Mars is getting to be a busy place, what with helicopters buzzing around and rovers roving all about the place. Now it’s set to get a bit more crowded, with the planned descent of the newly-named Chinese Zhurong rover. Named after the god of fire from ancient Chinese mythology, the rover, which looks a little like Opportunity and Spirit and rides to the surface aboard something looking a little like the Viking lander, will carry a suite of scientific instruments around Utopia Planitia after it lands sometime this month. Details are vague; China usually plays its cards close to the vest, and generally makes announcements only when a mission is a fait accompli. But it appears the lander will leave its parking orbit, which it entered back in February, sometime this month. It’s not an easy ride, and we wish Zhurong well.
Speaking of space, satellites don’t exactly grow on trees — until they do. A few groups, including a collaboration between UPM Plywood and Finnish startup Arctic Astronautics, have announced intentions to launch nanosatellites made primarily of wood. Japanese logging company Sumitomo Forestry and Kyoto University also announced their partnership, formed with the intention to prove that wooden satellites can work. While it doesn’t exactly spring to mind as a space-age material, wood does offer certain advantages, including relative transparency to a wide range of the RF spectrum. This could potentially lead to sleeker satellite designs, since antennae and sensors could be located inside the hull. Wood also poses less of a hazard than a metal spaceframe does when the spacecraft re-enters the atmosphere. But there’s one serious disadvantage that we can see: given the soaring prices for lumber, at least here in the United States, it may soon be cheaper to build satellites out of solid titanium than wood.
If the name Ian Davis doesn’t ring a bell with you, one look at his amazing mechanical prosthetic hand will remind you that we’ve been following his work for a while now. Ian suffered a traumatic amputation of the fingers of his left hand, leaving only his thumb and palm intact, and when his insurance wouldn’t pay for a prosthetic hand, he made his own. Ian has gone through several generations, each of which is completely mechanical and controlled only by wrist movements. The hands are truly works of mechanical genius, and Ian is now sharing what he’s learned to help out fellow hand-builders. Even if you’re not building a hand, the video is well worth watching; the intricacy of the whiffle-tree mechanism used to move the fingers is just a joy to behold, and the complexity of movement that Ian’s hand is capable of is just breathtaking.

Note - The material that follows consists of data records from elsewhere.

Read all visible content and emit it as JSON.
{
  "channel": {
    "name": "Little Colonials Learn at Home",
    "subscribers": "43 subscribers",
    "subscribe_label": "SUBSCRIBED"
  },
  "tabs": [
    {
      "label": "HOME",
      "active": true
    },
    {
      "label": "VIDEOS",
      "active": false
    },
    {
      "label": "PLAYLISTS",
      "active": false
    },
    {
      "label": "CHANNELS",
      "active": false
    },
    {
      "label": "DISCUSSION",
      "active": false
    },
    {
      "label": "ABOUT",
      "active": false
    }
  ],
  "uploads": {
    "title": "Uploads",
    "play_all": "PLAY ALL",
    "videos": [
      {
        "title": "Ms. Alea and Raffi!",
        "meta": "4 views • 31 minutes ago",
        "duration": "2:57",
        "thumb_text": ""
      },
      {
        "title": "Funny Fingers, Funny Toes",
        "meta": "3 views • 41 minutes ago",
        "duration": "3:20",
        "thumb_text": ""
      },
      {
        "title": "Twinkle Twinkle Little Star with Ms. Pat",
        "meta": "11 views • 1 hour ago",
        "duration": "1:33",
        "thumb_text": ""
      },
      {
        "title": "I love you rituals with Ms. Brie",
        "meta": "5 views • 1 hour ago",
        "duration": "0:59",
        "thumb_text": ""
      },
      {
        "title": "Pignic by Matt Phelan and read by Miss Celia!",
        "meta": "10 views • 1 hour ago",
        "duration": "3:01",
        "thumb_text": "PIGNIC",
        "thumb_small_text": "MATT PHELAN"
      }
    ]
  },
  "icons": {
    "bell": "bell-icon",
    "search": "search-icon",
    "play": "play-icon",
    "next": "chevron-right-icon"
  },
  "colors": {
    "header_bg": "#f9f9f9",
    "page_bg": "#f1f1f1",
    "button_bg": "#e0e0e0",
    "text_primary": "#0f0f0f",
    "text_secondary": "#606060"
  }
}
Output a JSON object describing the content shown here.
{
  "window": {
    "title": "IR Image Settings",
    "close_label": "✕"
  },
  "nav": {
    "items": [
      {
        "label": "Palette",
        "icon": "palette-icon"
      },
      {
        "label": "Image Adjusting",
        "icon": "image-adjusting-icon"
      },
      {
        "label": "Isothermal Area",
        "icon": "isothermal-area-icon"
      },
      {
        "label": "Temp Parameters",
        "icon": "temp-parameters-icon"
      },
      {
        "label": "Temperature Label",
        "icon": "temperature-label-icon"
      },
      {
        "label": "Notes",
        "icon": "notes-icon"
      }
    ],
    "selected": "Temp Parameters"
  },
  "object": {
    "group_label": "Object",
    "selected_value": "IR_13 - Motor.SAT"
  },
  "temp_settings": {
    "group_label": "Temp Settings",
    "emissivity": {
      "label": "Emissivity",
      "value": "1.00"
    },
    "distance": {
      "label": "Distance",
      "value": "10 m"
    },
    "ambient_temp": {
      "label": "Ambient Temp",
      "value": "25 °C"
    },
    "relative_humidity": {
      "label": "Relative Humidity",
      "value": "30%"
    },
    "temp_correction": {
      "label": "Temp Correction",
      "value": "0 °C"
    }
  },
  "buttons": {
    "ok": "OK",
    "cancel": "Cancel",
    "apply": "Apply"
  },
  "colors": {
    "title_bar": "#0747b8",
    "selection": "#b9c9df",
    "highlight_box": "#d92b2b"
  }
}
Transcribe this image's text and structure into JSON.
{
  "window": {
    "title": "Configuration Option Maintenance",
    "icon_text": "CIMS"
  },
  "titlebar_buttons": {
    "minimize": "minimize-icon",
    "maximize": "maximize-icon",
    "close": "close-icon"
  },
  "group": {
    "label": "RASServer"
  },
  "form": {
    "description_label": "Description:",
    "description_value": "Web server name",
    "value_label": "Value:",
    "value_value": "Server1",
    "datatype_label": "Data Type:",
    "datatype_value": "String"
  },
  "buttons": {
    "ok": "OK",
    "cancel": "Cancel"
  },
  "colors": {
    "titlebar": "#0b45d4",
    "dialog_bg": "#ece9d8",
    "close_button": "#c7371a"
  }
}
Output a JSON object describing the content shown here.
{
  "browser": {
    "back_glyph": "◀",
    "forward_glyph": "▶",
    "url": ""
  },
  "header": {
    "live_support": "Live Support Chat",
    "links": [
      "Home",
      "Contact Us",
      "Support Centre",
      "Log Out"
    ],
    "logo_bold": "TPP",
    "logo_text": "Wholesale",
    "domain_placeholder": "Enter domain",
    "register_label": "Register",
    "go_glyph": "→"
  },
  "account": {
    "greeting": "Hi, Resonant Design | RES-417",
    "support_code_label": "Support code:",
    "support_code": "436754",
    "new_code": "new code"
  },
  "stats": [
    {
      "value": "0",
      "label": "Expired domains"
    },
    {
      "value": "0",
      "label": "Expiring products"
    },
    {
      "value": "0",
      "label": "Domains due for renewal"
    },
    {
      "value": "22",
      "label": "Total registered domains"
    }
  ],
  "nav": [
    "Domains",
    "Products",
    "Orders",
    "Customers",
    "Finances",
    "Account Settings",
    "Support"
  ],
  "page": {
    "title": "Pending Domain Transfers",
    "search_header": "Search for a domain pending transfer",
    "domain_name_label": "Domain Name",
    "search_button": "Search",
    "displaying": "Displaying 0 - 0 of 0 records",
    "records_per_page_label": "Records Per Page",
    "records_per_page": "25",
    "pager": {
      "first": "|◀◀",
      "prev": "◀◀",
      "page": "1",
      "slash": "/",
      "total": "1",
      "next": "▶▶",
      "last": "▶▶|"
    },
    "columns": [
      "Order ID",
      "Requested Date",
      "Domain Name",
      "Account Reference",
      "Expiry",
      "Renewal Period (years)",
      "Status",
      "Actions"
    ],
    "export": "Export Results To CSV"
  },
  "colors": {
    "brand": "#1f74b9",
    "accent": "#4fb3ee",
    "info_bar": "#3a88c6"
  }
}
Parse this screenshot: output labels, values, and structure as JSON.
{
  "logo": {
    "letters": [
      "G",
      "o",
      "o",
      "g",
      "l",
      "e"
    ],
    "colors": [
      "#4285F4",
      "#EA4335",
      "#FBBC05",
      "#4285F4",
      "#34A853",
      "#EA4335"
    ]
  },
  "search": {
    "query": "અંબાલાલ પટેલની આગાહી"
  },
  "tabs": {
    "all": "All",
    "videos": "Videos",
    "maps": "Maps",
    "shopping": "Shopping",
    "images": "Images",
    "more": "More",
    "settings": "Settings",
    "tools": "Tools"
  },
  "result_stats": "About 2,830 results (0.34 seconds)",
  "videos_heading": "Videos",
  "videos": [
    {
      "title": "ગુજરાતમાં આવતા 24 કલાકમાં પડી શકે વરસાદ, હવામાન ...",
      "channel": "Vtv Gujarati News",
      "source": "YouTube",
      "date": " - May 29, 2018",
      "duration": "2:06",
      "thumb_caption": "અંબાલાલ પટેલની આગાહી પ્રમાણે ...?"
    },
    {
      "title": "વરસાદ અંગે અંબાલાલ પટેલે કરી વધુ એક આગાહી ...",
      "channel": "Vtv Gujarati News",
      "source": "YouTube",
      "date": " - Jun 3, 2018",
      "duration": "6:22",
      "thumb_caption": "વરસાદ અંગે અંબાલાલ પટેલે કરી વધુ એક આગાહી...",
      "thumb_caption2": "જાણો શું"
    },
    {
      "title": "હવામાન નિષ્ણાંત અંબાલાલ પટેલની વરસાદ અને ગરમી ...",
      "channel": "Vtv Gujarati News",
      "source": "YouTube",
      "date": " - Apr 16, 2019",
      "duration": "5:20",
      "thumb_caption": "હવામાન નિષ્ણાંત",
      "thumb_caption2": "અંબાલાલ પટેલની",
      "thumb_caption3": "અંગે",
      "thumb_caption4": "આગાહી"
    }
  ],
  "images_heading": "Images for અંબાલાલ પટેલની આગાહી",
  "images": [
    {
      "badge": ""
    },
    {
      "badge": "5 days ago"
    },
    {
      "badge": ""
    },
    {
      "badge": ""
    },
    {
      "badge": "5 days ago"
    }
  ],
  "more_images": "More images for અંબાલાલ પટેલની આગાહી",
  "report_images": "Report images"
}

If mechanical hands don’t spark your interest, then perhaps the engineering behind top fuel dragsters will get you going. We’ll admit that most motorsports bore us to tears, even with the benefit of in-car cameras. But there’s just something about drag cars that’s so exciting. The linked video is a great dive into the details of the sport, where engines that have to be rebuilt after just a few seconds use, fuel flows are so high that fuel lines the size of a firehouse are used, and the thrust from the engine’s exhaust actually contributes to the car’s speed. There’s plenty of slo-mo footage in the video, including great shots of what happens to the rear tires when the engine revs up. Click through the break for more!
And finally, in the most Canadian thing ever, hundreds of customers in the British Columbia town of Tumbler Ridge lost internet service thanks to a beaver. According to service provider Telus, service to 900 customers was interrupted thanks to the rodent deciding that the fiber optic line was in the way of their dam construction. The beavers were certainly ambitious, since they first had to chew through the buried conduit before getting access to the fiber line, which they chomped in several locations. They also managed to incorporate some of the cable materials, including the warning tape buried along with the conduit, into their dam. Remember, folks — call before you dig.